I found a dimpled spider, fat and white, On a white heal-all, holding up a moth Like a white piece of rigid satin cloth-- Assorted characters of death and blight Mixed ready to begin the morning right, Like the ingredients of a witches' broth-- A snow-drop spider, a flower like a froth, And dead wings carried like a paper kite. What had that flower to do with being white, The wayside blue and innocent heal-all? What brought the kindred spider to that height, Then steered the white moth thither in the night? What but design of darkness to appall?-- If design govern in a thing so small.
Robert Frost - 1874-1963
Spoils of the Dead

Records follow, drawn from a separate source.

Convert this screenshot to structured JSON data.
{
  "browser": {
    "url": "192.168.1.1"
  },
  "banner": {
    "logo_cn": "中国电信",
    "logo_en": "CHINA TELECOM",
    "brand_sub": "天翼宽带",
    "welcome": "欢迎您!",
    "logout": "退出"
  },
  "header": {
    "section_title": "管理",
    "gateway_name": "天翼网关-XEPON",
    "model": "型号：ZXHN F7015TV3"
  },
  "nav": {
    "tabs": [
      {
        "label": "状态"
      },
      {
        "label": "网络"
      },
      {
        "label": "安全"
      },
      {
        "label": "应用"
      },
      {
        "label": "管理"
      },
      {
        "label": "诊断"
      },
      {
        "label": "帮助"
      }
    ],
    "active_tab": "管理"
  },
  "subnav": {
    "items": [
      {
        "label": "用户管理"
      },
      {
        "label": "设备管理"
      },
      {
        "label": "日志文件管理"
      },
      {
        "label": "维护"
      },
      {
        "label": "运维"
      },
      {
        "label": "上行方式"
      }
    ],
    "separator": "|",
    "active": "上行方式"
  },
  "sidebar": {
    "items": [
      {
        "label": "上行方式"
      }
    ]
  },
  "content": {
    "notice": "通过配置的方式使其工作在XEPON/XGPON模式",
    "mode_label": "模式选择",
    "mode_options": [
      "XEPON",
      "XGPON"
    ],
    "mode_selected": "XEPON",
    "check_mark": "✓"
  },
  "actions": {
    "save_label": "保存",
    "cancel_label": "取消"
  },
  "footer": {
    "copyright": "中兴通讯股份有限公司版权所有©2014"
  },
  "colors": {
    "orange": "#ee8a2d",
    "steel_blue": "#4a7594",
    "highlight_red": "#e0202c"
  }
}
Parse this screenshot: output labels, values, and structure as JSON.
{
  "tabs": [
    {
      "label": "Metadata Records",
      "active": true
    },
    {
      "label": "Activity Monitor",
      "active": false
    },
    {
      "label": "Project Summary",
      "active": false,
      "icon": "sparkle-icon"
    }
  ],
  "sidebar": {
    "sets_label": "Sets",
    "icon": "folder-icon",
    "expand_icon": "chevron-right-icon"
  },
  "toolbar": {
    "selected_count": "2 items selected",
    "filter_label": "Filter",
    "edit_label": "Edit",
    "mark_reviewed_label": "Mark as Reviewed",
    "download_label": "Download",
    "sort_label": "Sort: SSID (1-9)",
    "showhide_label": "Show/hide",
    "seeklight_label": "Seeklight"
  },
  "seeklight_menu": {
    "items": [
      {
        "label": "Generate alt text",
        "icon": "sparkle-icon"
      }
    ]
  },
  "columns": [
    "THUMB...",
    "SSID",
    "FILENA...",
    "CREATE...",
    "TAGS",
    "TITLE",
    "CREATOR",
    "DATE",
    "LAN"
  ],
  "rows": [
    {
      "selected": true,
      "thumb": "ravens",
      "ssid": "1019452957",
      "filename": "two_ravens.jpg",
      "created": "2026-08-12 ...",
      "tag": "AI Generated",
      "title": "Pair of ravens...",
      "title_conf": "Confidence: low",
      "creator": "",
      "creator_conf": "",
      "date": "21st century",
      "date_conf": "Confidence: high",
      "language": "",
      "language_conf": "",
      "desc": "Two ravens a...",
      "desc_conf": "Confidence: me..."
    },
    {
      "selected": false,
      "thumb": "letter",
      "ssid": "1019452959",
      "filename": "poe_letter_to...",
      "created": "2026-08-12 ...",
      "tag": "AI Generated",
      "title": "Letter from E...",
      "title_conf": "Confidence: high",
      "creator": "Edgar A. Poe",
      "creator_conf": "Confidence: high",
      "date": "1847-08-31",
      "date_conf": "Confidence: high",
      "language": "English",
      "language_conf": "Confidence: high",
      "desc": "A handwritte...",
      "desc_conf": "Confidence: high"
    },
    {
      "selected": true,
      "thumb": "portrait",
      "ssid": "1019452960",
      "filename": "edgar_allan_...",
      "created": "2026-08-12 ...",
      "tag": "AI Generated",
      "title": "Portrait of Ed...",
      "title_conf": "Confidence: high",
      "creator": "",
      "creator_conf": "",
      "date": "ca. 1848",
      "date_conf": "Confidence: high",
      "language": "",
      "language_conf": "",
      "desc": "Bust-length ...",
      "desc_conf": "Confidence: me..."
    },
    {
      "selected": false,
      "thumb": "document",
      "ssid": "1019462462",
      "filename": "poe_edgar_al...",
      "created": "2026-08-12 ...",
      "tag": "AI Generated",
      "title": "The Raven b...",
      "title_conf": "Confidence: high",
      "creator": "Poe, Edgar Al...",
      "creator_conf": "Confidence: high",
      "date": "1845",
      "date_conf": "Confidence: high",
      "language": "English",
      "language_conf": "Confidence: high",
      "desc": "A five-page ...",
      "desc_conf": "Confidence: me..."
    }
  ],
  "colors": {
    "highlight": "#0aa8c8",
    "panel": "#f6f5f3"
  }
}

Two fairies it was On a still summer day Came forth in the woods With the flowers to play. The flowers they plucked They cast on the ground For others, and those For still others they found. Flower-guided it was That they came as they ran On something that lay In the shape of a man. The snow must have made The feathery bed When this one fell On the sleep of the dead. But the snow was gone A long time ago, And the body he wore Nigh gone with the snow. The fairies drew near And keenly espied A ring on his hand And a chain at his side. They knelt in the leaves And eerily played With the glittering things, And were not afraid. And when they went home To hid in their burrow, They took them along To play with to-morrow. When you came on death, Did you not come flower-guided Like the elves in the wood? I remember that I did. But I recognised death With sorrow and dread, And I hated and hate The spoils of the dead.